[Work order]
Reprint every entry, character for character.
-- Records supplied follows --
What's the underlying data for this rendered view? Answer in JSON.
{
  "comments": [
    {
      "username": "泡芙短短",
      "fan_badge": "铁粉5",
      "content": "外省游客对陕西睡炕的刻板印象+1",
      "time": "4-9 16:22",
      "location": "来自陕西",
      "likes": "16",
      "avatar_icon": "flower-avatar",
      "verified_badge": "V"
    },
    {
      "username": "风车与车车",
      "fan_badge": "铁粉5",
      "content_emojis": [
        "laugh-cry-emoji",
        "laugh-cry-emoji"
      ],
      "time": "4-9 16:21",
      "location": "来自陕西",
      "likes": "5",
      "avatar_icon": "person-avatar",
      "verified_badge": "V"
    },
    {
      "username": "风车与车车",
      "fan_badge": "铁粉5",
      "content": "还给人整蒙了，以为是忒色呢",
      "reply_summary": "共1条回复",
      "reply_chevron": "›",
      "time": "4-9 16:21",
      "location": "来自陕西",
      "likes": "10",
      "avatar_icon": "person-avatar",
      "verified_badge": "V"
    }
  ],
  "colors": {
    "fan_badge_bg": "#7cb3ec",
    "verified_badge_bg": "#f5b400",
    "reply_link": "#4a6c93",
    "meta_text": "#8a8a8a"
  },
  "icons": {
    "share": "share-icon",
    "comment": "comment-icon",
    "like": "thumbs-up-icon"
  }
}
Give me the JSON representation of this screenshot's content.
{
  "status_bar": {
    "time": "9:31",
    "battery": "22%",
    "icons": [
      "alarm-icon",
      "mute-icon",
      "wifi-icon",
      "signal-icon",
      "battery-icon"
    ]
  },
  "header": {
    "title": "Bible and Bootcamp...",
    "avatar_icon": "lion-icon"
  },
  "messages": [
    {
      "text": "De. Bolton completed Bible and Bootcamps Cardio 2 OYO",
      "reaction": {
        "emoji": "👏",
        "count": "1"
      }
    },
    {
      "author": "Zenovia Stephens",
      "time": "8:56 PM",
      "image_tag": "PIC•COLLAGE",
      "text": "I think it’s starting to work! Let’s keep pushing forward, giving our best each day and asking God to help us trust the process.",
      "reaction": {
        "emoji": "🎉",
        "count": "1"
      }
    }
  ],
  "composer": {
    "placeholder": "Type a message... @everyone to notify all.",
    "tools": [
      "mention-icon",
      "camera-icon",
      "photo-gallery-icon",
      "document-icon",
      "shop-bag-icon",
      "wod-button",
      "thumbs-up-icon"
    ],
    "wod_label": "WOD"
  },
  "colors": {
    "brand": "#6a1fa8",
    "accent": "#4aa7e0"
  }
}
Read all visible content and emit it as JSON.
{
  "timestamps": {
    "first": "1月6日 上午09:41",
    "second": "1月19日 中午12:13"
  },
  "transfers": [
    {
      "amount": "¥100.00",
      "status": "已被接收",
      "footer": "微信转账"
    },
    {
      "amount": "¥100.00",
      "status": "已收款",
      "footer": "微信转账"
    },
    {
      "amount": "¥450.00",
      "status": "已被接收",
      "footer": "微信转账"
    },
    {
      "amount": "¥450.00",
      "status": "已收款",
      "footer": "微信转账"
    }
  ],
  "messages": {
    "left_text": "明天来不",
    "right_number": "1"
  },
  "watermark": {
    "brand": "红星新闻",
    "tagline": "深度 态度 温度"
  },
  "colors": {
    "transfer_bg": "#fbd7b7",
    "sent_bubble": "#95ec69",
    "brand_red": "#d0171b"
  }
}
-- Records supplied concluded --
[Response to this exercise]
What's the underlying data for this rendered view? Answer in JSON.
{
  "comments": [
    {
      "username": "泡芙短短",
      "fan_badge": "铁粉5",
      "content": "外省游客对陕西睡炕的刻板印象+1",
      "time": "4-9 16:22",
      "location": "来自陕西",
      "likes": "16",
      "avatar_icon": "flower-avatar",
      "verified_badge": "V"
    },
    {
      "username": "风车与车车",
      "fan_badge": "铁粉5",
      "content_emojis": [
        "laugh-cry-emoji",
        "laugh-cry-emoji"
      ],
      "time": "4-9 16:21",
      "location": "来自陕西",
      "likes": "5",
      "avatar_icon": "person-avatar",
      "verified_badge": "V"
    },
    {
      "username": "风车与车车",
      "fan_badge": "铁粉5",
      "content": "还给人整蒙了，以为是忒色呢",
      "reply_summary": "共1条回复",
      "reply_chevron": "›",
      "time": "4-9 16:21",
      "location": "来自陕西",
      "likes": "10",
      "avatar_icon": "person-avatar",
      "verified_badge": "V"
    }
  ],
  "colors": {
    "fan_badge_bg": "#7cb3ec",
    "verified_badge_bg": "#f5b400",
    "reply_link": "#4a6c93",
    "meta_text": "#8a8a8a"
  },
  "icons": {
    "share": "share-icon",
    "comment": "comment-icon",
    "like": "thumbs-up-icon"
  }
}
Give me the JSON representation of this screenshot's content.
{
  "status_bar": {
    "time": "9:31",
    "battery": "22%",
    "icons": [
      "alarm-icon",
      "mute-icon",
      "wifi-icon",
      "signal-icon",
      "battery-icon"
    ]
  },
  "header": {
    "title": "Bible and Bootcamp...",
    "avatar_icon": "lion-icon"
  },
  "messages": [
    {
      "text": "De. Bolton completed Bible and Bootcamps Cardio 2 OYO",
      "reaction": {
        "emoji": "👏",
        "count": "1"
      }
    },
    {
      "author": "Zenovia Stephens",
      "time": "8:56 PM",
      "image_tag": "PIC•COLLAGE",
      "text": "I think it’s starting to work! Let’s keep pushing forward, giving our best each day and asking God to help us trust the process.",
      "reaction": {
        "emoji": "🎉",
        "count": "1"
      }
    }
  ],
  "composer": {
    "placeholder": "Type a message... @everyone to notify all.",
    "tools": [
      "mention-icon",
      "camera-icon",
      "photo-gallery-icon",
      "document-icon",
      "shop-bag-icon",
      "wod-button",
      "thumbs-up-icon"
    ],
    "wod_label": "WOD"
  },
  "colors": {
    "brand": "#6a1fa8",
    "accent": "#4aa7e0"
  }
}
Read all visible content and emit it as JSON.
{
  "timestamps": {
    "first": "1月6日 上午09:41",
    "second": "1月19日 中午12:13"
  },
  "transfers": [
    {
      "amount": "¥100.00",
      "status": "已被接收",
      "footer": "微信转账"
    },
    {
      "amount": "¥100.00",
      "status": "已收款",
      "footer": "微信转账"
    },
    {
      "amount": "¥450.00",
      "status": "已被接收",
      "footer": "微信转账"
    },
    {
      "amount": "¥450.00",
      "status": "已收款",
      "footer": "微信转账"
    }
  ],
  "messages": {
    "left_text": "明天来不",
    "right_number": "1"
  },
  "watermark": {
    "brand": "红星新闻",
    "tagline": "深度 态度 温度"
  },
  "colors": {
    "transfer_bg": "#fbd7b7",
    "sent_bubble": "#95ec69",
    "brand_red": "#d0171b"
  }
}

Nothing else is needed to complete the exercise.